**What to do:** Figure out the number of lines in the data that hold the string "officials". Reply with that figure only.
(Data provided begins)
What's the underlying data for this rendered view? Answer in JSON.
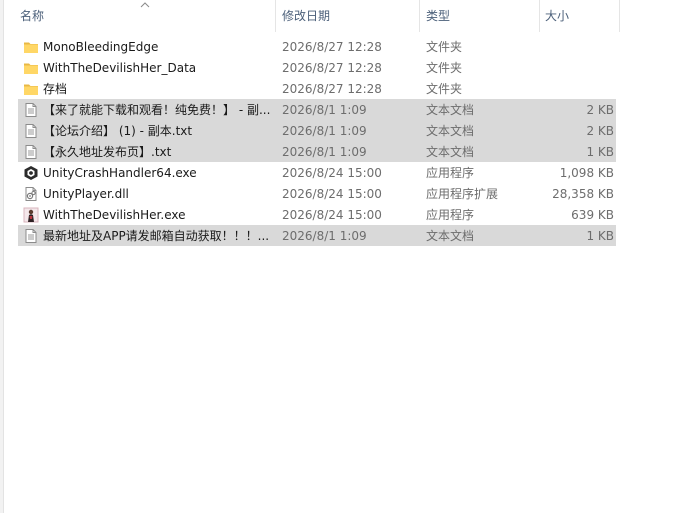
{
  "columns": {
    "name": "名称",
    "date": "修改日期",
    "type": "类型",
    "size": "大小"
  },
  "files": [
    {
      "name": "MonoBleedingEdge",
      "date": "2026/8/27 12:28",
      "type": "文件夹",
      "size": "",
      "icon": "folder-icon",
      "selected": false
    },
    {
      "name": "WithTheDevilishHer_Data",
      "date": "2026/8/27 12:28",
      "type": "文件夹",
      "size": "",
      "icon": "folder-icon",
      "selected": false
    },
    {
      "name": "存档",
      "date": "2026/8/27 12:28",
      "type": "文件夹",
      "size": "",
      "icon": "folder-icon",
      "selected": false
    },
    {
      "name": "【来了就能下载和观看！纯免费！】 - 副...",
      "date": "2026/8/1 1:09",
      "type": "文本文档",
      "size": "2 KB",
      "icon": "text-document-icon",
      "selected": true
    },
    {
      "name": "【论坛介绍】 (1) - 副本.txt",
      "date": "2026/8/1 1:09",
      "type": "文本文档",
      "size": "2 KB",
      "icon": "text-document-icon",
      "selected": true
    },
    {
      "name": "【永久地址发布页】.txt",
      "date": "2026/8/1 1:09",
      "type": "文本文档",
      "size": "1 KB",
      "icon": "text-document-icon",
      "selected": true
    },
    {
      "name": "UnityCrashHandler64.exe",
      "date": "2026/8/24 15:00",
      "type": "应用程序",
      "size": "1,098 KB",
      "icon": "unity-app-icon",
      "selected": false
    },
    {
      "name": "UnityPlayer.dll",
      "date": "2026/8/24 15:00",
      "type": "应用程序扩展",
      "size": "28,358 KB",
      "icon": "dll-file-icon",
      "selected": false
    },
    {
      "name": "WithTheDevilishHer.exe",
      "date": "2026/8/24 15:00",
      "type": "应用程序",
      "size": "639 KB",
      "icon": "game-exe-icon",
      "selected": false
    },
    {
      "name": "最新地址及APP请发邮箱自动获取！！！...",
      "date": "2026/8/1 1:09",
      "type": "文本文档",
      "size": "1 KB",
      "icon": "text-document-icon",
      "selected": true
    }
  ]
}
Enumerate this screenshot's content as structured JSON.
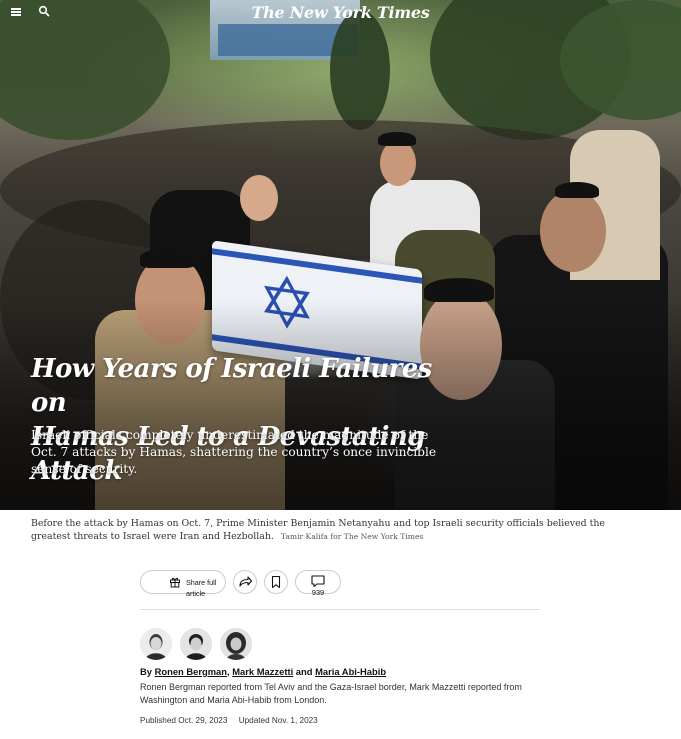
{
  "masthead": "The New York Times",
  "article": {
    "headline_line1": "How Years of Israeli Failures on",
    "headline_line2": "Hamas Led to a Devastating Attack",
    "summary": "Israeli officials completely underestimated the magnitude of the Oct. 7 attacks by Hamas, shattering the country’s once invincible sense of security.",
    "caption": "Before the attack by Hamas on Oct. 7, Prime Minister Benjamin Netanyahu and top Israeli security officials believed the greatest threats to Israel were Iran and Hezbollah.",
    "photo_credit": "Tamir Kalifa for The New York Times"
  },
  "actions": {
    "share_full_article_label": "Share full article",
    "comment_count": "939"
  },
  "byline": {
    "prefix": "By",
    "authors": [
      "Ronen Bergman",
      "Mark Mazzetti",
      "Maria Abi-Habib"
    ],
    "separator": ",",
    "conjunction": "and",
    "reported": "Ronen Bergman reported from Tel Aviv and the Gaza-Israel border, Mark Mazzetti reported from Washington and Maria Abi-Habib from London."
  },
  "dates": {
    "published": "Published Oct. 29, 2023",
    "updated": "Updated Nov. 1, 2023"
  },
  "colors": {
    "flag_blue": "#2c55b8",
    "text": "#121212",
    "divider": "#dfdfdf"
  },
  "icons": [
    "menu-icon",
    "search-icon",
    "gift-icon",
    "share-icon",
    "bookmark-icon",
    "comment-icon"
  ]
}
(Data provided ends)
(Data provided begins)
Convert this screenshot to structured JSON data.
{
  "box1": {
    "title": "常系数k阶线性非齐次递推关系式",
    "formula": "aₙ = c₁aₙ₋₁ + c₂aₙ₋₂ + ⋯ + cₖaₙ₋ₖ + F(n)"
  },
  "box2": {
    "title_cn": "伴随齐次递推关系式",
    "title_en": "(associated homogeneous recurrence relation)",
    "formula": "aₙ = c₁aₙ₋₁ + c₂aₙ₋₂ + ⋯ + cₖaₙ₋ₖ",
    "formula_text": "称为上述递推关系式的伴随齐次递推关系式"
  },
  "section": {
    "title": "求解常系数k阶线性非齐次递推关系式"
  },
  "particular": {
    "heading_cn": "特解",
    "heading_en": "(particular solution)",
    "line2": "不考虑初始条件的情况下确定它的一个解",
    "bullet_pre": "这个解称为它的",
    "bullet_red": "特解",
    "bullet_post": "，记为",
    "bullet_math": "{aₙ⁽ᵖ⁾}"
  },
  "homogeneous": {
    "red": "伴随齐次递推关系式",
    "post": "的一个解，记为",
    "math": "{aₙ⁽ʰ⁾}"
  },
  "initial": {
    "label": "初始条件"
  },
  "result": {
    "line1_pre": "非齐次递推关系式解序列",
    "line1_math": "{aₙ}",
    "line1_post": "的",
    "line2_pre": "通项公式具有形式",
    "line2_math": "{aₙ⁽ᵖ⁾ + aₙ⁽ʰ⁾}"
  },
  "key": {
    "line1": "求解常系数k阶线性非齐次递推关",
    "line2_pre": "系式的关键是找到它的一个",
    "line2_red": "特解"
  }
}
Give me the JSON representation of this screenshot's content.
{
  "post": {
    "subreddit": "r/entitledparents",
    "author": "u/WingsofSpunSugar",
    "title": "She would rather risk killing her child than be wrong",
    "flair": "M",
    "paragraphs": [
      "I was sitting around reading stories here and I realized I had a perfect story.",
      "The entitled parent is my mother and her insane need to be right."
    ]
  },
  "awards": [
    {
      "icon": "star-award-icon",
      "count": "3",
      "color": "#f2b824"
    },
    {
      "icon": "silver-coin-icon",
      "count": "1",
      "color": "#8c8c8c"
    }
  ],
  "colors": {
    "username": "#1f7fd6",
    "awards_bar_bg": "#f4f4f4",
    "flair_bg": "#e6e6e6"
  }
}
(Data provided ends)
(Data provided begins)
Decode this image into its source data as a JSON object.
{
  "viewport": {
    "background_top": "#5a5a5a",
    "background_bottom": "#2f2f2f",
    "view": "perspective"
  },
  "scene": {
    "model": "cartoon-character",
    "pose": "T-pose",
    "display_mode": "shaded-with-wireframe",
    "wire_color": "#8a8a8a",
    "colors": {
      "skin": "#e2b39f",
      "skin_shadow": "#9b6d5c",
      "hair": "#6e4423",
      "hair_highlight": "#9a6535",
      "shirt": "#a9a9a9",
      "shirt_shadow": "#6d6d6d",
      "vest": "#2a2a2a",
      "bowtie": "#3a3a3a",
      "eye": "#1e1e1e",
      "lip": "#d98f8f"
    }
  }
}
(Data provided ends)
**Answer to this exercise:** 2